HOW TO COMPLETE THIS TASK:
Copy the lines below that contain "from".

INPUT DATA:

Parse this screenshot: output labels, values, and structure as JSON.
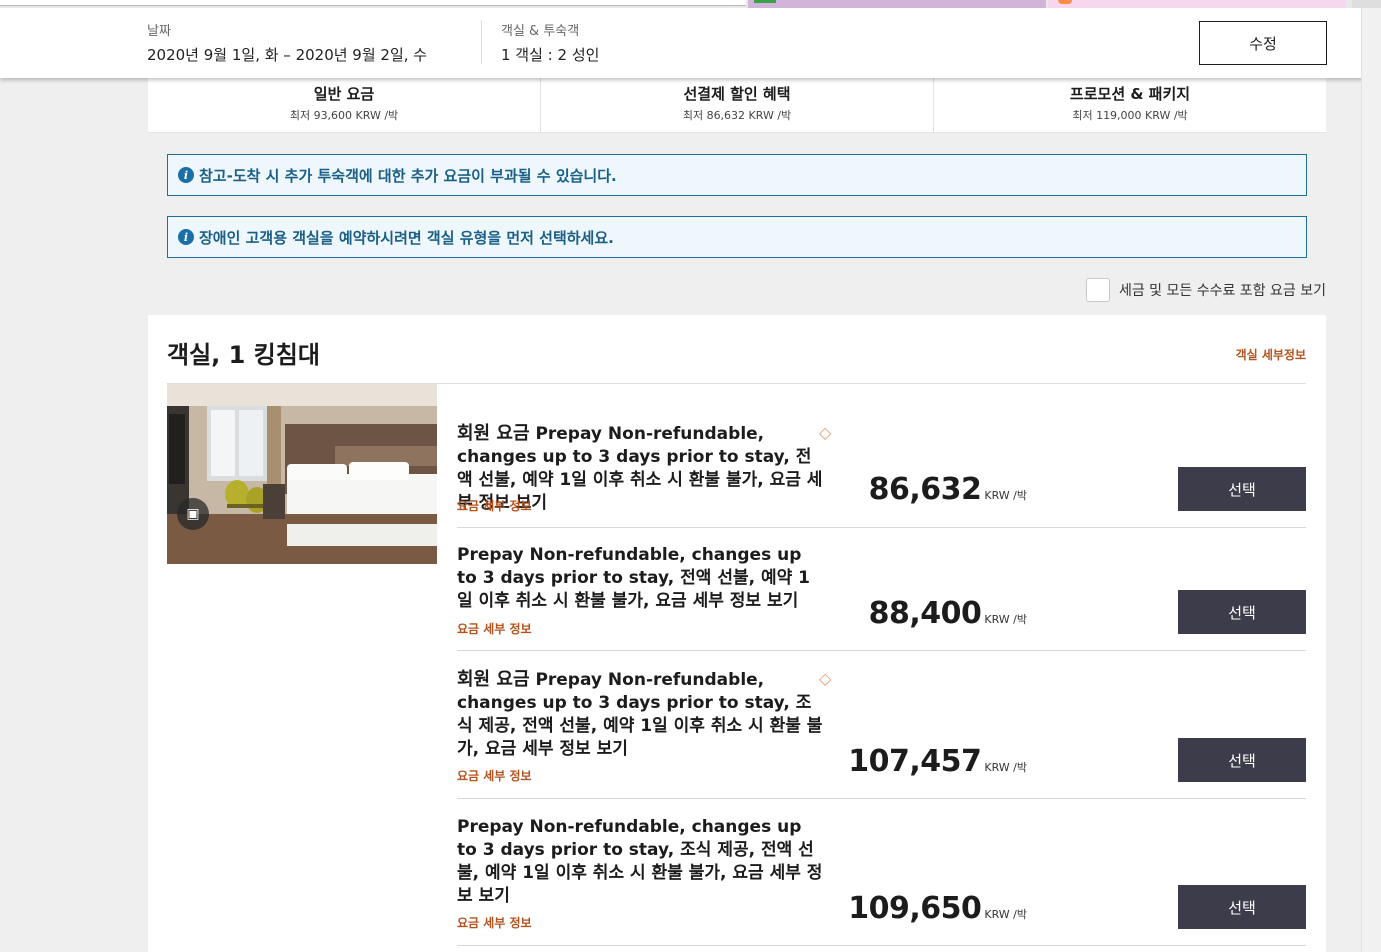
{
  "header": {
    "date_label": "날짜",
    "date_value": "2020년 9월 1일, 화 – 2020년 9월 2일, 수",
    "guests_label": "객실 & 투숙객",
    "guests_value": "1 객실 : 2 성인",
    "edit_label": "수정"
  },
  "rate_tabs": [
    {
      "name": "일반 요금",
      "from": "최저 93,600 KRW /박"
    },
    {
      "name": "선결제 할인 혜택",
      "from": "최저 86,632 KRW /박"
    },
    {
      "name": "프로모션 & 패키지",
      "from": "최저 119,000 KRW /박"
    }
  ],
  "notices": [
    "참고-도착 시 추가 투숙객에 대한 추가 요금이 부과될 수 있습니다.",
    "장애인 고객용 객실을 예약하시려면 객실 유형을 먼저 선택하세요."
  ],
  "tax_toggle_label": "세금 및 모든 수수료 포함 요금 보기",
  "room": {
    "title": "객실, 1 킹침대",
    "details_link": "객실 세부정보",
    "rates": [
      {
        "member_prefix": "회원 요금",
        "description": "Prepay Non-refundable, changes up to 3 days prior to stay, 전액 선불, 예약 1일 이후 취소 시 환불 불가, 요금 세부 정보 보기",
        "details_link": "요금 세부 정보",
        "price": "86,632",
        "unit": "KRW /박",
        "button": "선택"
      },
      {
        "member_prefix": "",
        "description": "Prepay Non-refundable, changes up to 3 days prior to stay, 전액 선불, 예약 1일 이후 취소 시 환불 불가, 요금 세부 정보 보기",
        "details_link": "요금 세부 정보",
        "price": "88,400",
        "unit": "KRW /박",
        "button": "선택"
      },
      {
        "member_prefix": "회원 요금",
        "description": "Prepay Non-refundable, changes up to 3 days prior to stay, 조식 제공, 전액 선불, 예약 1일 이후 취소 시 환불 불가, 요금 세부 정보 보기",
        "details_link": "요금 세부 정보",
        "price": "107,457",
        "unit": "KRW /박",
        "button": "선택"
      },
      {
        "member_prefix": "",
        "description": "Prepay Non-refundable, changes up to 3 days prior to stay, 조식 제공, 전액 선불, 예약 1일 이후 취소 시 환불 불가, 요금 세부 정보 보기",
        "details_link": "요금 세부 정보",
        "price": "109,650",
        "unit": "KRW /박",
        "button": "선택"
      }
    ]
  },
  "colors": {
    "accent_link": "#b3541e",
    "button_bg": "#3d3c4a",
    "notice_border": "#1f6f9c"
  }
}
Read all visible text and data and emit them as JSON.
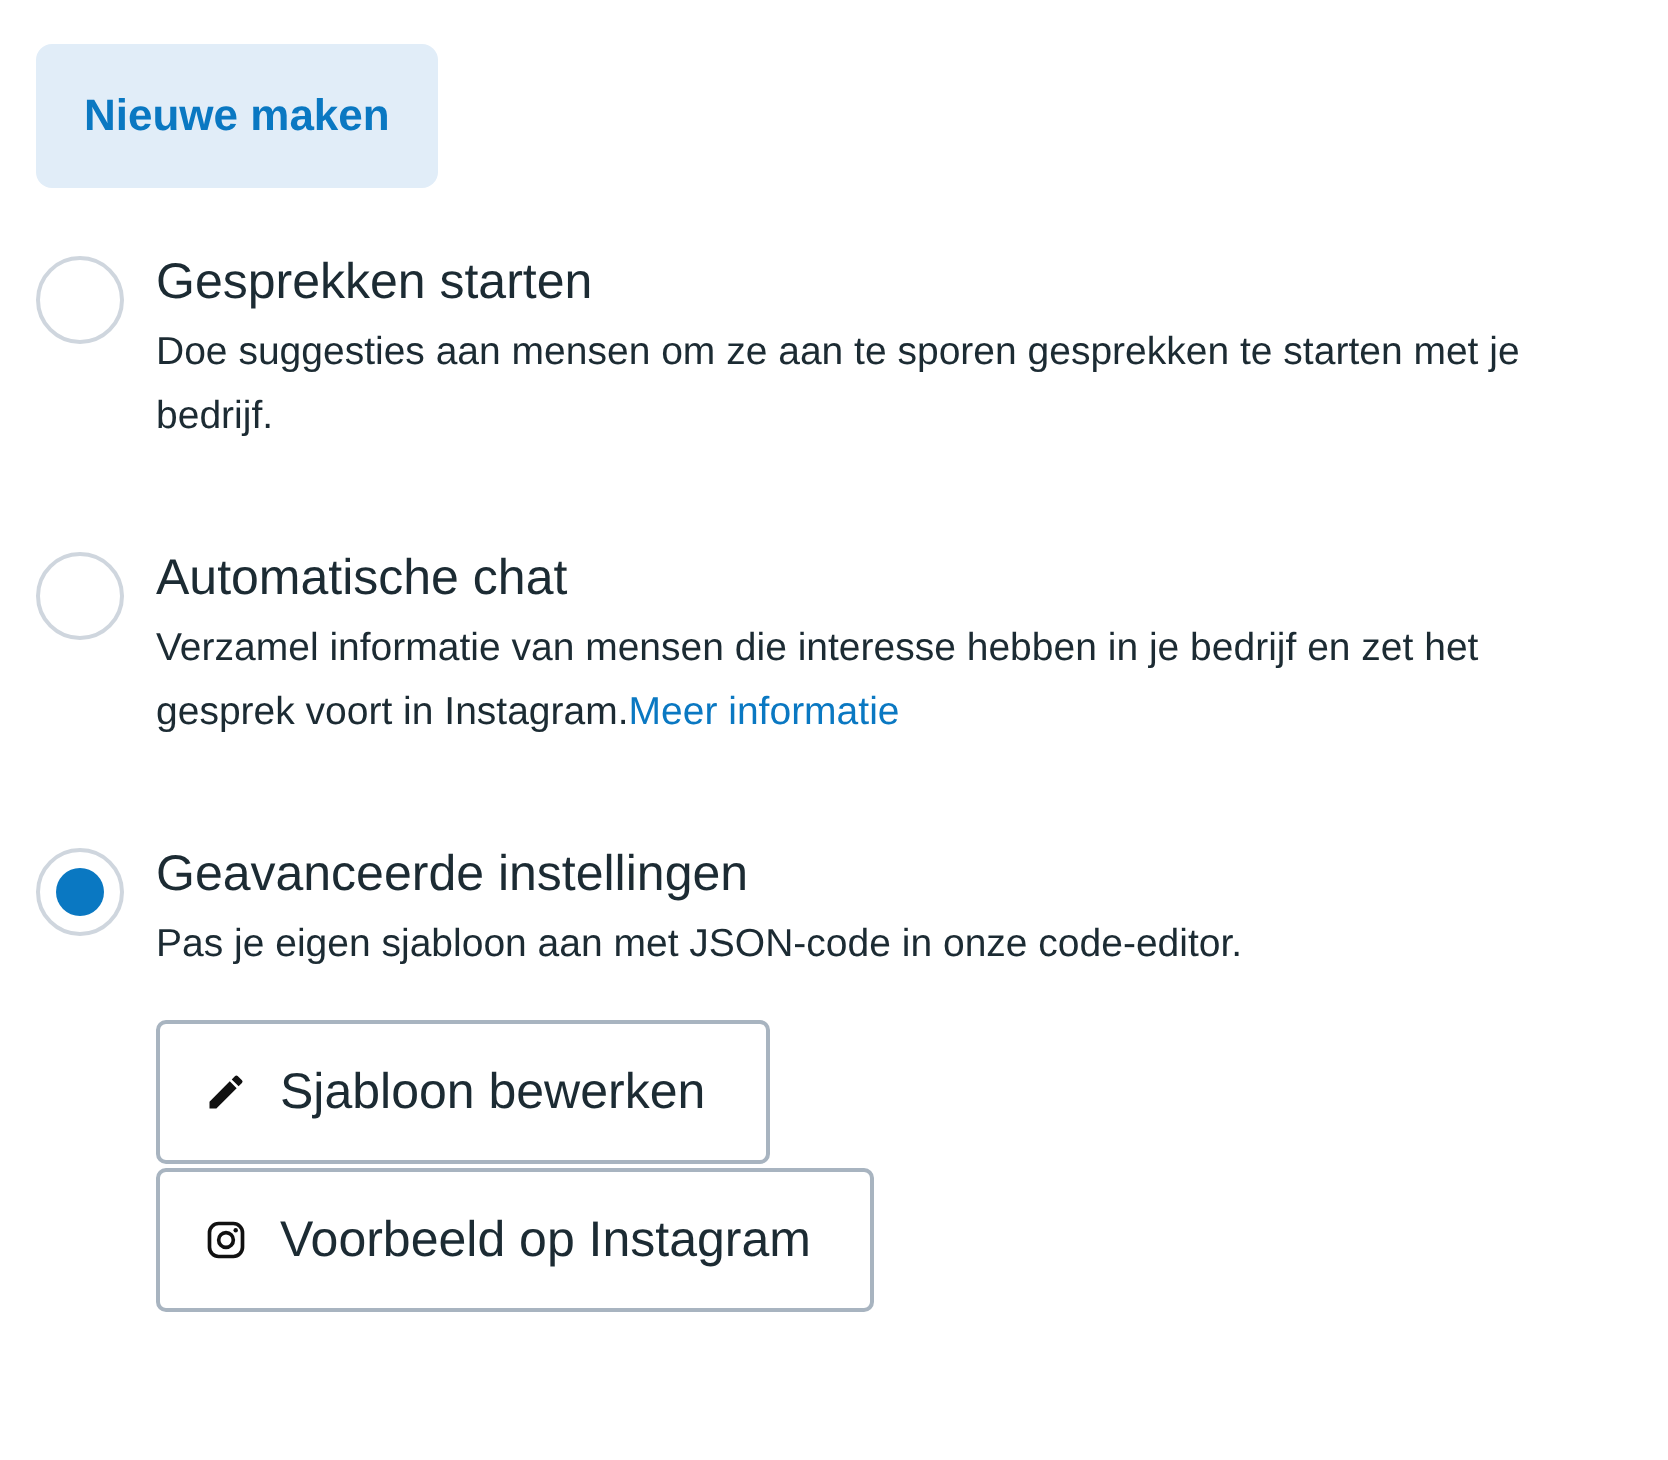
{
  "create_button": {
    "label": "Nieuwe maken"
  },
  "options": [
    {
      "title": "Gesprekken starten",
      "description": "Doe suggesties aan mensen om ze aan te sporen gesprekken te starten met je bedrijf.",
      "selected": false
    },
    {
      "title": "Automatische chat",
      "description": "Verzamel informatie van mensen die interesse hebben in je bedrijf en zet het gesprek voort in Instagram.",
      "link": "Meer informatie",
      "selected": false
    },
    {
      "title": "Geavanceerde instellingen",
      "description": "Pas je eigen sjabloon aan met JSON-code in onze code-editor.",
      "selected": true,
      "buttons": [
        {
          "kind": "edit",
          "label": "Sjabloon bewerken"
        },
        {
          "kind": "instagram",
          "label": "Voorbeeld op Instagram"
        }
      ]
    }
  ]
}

ANSWER SPACE:
      "from": "최저 93,600 KRW /박"
      "from": "최저 86,632 KRW /박"
      "from": "최저 119,000 KRW /박"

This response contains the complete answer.